**** DATA ****

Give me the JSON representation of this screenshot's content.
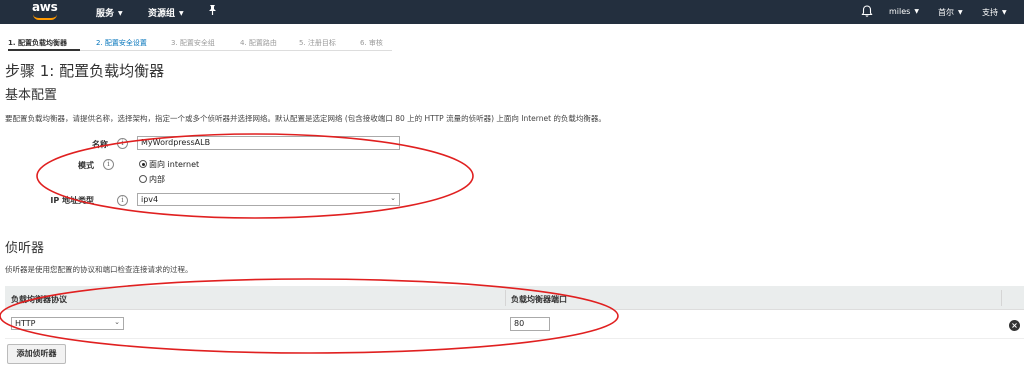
{
  "topnav": {
    "logo": "aws",
    "services": "服务",
    "resource_groups": "资源组",
    "user": "miles",
    "region": "首尔",
    "support": "支持"
  },
  "steps": [
    {
      "label": "1. 配置负载均衡器"
    },
    {
      "label": "2. 配置安全设置"
    },
    {
      "label": "3. 配置安全组"
    },
    {
      "label": "4. 配置路由"
    },
    {
      "label": "5. 注册目标"
    },
    {
      "label": "6. 审核"
    }
  ],
  "page_title": "步骤 1: 配置负载均衡器",
  "basic": {
    "heading": "基本配置",
    "description": "要配置负载均衡器，请提供名称，选择架构，指定一个或多个侦听器并选择网络。默认配置是选定网络 (包含接收端口 80 上的 HTTP 流量的侦听器) 上面向 Internet 的负载均衡器。",
    "name_label": "名称",
    "name_value": "MyWordpressALB",
    "scheme_label": "模式",
    "scheme_options": [
      "面向 internet",
      "内部"
    ],
    "scheme_selected": "面向 internet",
    "ip_label": "IP 地址类型",
    "ip_value": "ipv4"
  },
  "listeners": {
    "heading": "侦听器",
    "description": "侦听器是使用您配置的协议和端口检查连接请求的过程。",
    "col_protocol": "负载均衡器协议",
    "col_port": "负载均衡器端口",
    "row_protocol": "HTTP",
    "row_port": "80",
    "add_button": "添加侦听器"
  },
  "icons": {
    "info": "info-icon",
    "remove": "remove-circle-icon",
    "bell": "bell-icon",
    "pin": "pin-icon"
  },
  "colors": {
    "nav_bg": "#232f3e",
    "brand_orange": "#ff9900",
    "link_blue": "#0073bb",
    "annotation_red": "#e02020"
  }
}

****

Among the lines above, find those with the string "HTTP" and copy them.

    "description": "要配置负载均衡器，请提供名称，选择架构，指定一个或多个侦听器并选择网络。默认配置是选定网络 (包含接收端口 80 上的 HTTP 流量的侦听器) 上面向 Internet 的负载均衡器。",
    "row_protocol": "HTTP",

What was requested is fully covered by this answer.